[RECORDS SHOWN]

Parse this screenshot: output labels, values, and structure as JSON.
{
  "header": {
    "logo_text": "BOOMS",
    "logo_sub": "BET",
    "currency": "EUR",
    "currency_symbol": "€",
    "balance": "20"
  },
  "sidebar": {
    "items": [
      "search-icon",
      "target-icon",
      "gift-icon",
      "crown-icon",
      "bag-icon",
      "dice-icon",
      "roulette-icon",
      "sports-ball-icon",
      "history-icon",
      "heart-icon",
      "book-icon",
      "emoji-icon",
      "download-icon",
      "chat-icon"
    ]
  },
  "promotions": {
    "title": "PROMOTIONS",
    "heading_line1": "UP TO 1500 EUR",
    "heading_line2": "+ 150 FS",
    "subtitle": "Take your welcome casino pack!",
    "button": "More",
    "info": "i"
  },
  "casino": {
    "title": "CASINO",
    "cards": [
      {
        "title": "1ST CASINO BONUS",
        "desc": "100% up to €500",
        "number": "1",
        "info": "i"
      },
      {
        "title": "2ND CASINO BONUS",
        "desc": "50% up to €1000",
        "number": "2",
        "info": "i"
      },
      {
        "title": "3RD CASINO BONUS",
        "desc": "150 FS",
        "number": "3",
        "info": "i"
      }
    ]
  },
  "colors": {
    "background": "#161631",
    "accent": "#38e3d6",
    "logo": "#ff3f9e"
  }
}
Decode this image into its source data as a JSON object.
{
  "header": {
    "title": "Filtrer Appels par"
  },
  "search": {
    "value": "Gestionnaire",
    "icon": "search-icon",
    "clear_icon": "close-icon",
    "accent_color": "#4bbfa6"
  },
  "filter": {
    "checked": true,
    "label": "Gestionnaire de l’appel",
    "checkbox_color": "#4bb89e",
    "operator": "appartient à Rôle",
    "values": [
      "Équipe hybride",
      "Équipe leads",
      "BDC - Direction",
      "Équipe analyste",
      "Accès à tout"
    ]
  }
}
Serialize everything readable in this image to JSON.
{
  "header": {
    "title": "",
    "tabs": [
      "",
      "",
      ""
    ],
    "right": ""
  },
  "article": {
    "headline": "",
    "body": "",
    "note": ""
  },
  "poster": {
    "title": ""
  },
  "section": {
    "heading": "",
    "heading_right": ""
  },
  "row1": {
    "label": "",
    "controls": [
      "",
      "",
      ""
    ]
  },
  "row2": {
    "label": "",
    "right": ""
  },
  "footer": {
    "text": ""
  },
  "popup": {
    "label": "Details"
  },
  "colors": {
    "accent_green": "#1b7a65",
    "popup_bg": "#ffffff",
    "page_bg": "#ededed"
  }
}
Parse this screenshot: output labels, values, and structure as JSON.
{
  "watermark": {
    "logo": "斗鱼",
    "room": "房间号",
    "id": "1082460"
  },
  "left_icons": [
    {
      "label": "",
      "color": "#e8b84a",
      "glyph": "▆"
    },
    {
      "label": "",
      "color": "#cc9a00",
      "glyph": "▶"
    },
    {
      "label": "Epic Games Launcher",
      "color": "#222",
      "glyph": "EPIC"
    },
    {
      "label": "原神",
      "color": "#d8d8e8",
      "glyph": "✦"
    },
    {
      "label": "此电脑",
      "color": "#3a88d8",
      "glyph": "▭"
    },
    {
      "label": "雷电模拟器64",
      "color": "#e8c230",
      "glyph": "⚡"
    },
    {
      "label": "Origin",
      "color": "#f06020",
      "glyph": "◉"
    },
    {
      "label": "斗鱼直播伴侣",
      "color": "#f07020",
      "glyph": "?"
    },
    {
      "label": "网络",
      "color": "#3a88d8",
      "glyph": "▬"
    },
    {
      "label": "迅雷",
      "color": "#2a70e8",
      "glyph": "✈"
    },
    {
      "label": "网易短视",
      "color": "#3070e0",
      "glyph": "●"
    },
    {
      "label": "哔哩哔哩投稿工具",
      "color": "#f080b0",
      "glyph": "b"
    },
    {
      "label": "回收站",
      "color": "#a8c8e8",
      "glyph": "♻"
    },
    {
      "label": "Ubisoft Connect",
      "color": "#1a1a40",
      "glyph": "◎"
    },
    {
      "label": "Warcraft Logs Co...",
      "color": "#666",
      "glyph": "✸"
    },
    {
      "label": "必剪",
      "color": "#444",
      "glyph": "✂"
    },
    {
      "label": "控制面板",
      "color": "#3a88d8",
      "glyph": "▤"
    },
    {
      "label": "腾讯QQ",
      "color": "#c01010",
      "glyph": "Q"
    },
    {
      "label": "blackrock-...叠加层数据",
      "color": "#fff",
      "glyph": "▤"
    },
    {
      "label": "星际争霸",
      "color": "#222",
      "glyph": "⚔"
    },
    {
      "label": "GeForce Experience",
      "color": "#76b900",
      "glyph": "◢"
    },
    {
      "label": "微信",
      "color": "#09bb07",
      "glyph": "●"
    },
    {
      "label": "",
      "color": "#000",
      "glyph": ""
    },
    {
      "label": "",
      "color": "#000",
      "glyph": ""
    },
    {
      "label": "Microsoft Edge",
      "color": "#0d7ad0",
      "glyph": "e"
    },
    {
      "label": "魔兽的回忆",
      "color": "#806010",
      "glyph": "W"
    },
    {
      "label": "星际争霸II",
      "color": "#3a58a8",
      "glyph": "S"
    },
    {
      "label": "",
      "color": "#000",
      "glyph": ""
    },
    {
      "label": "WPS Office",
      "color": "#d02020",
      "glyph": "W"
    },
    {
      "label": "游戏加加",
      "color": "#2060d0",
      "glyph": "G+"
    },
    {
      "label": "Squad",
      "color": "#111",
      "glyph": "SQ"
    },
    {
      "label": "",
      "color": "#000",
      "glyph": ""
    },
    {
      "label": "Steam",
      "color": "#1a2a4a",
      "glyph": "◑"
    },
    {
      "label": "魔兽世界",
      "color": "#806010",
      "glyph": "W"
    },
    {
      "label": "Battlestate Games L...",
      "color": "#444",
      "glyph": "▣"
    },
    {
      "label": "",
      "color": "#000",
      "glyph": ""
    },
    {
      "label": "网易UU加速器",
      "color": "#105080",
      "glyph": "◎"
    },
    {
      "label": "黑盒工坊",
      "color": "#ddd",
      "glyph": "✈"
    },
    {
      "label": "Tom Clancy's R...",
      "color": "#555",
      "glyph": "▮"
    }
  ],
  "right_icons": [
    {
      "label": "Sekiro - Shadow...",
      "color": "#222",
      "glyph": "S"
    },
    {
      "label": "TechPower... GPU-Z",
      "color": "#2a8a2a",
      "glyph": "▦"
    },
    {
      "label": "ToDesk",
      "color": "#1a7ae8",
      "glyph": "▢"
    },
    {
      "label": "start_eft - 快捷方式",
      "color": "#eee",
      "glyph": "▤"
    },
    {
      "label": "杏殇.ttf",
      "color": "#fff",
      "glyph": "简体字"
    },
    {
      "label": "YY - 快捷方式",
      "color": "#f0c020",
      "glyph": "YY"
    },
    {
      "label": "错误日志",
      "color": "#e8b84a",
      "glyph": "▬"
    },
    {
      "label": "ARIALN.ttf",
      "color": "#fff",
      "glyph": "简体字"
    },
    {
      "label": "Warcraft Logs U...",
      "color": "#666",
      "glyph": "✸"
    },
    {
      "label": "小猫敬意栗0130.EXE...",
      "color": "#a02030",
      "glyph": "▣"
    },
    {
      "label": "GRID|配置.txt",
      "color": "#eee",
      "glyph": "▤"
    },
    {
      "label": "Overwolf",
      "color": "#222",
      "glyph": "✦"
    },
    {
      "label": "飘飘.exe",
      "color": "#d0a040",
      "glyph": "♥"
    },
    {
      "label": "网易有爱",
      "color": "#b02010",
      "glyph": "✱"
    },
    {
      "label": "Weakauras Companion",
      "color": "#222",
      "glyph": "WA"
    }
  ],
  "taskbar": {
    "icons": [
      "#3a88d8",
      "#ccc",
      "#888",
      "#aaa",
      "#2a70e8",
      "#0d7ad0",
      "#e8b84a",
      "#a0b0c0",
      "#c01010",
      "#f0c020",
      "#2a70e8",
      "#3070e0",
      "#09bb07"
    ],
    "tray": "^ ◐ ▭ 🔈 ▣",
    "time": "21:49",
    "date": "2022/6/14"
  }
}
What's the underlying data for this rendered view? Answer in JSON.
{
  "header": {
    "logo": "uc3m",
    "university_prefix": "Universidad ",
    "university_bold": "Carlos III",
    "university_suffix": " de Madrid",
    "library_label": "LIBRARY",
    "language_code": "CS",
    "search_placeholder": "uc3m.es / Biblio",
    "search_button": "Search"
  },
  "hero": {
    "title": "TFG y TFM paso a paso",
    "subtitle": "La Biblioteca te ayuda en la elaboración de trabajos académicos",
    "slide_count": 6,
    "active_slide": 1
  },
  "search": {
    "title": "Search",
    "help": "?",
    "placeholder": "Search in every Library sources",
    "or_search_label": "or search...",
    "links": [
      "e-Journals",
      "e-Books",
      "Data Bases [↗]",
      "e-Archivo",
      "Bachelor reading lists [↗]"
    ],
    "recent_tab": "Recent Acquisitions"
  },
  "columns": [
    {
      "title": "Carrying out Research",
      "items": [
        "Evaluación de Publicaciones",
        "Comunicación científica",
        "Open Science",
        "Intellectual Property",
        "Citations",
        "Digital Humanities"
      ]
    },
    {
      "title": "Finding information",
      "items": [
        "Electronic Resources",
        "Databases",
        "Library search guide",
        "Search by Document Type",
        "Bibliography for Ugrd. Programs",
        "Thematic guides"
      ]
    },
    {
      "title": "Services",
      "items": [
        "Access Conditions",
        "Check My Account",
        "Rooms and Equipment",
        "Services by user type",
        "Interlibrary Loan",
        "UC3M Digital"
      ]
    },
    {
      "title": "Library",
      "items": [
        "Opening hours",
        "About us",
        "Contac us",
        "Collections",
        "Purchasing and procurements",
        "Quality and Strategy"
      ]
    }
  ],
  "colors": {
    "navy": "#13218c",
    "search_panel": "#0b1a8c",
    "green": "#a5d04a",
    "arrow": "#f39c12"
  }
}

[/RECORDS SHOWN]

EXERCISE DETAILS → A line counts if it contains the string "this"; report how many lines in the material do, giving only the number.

ANSWER FOR THE TASK → 5